The following are two of the most popular configurations. Please read them, and match the conditions to your company’s needs. For more information on these options, or if your company would like an in-depth analysis of how CostGuard can help your operation, go to www.costguard.com or email us at firstname.lastname@example.org.
One Installation of CostGuard for Multiple Units.
What is needed: one copy of CostGuard with the Multi-Units Controller installed at a central headquarters. Each unit will send original copies of invoices, counts, and sales information to headquarters on a regular basis.
If most of the following apply to you, try this setup
The Units are under one roof: such as foodservice outlets for a hotel, convention center, resort or hospital.
Headquarters can easily distribute information for routine tasks (such as expanding recipes) to the Units.
You have multiple Cost Centers, but you have the central manpower to handle all of the data input including receipts, counts, and other information.
One Installation of CostGuard at each establishment, and use the Multi-Unit at a headquarters.
What is needed: one copy of CostGuard is installed at each establishment. Headquarters has a copy of CostGuard with the Multi-Units Controller installed. Each Unit enters in their own information, and sends original copies of invoices, counts, and sales information to headquarters. The Units and headquarters can be connected via a communication program such as PC Anywhere, or removable media (such as CD or Jump Drive) to send the information to Headquarters.
If you are using this configuration, then only one entity – the individual Unit or Headquarters - should enter in data at any given time. You will need to decide which data is entered at the unit level and which data is entered at headquarters. Data includes counts, sales, receipts, orders, and all other transactions. When the unit is done, transmit the data to headquarters for the remaining data entry.
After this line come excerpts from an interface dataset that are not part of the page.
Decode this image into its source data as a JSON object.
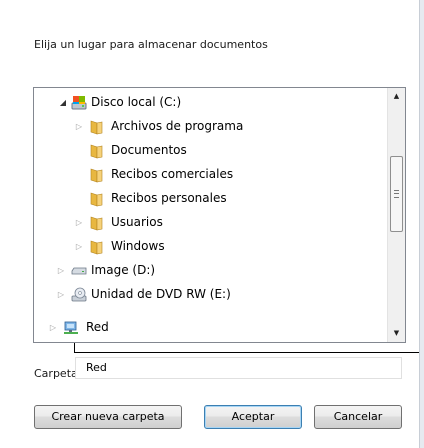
{
  "dialog": {
    "instruction": "Elija un lugar para almacenar documentos",
    "folder_label": "Carpeta:",
    "folder_value": "Red"
  },
  "tree": {
    "items": [
      {
        "label": "Disco local (C:)",
        "icon": "local-disk-icon",
        "expander": "expanded"
      },
      {
        "label": "Archivos de programa",
        "icon": "folder-icon",
        "expander": "collapsed"
      },
      {
        "label": "Documentos",
        "icon": "folder-icon",
        "expander": "none"
      },
      {
        "label": "Recibos comerciales",
        "icon": "folder-icon",
        "expander": "none"
      },
      {
        "label": "Recibos personales",
        "icon": "folder-icon",
        "expander": "none"
      },
      {
        "label": "Usuarios",
        "icon": "folder-icon",
        "expander": "collapsed"
      },
      {
        "label": "Windows",
        "icon": "folder-icon",
        "expander": "collapsed"
      },
      {
        "label": "Image (D:)",
        "icon": "drive-icon",
        "expander": "collapsed"
      },
      {
        "label": "Unidad de DVD RW (E:)",
        "icon": "dvd-drive-icon",
        "expander": "collapsed"
      },
      {
        "label": "Red",
        "icon": "network-icon",
        "expander": "collapsed",
        "selected": true
      }
    ]
  },
  "buttons": {
    "new_folder": "Crear nueva carpeta",
    "ok": "Aceptar",
    "cancel": "Cancelar"
  },
  "colors": {
    "folder": "#e8b740",
    "border": "#828790",
    "default_button": "#3c7fb1"
  }
}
There is no way to synchronize data between the two, so once you send data to headquarter, then units should not edit or modify transactions.
If most of the following apply to you, try this set-up
Units are geographically separated from each other
Headquarters simply wants to monitor usage, food costs, and review transactions, rather than enter data and generate reports.
You have multiple Cost Centers, and data entry from the subsidiary units can be problematic for headquarter personnel.
The employees at the Units need access to CostGuard for menu analysis, recipe adjustment and expansion, or tight inventory control.
You have a production kitchen that stocks remote sites, where one Unit is responsible for cooking items, and other Units sell the finished product to the customers.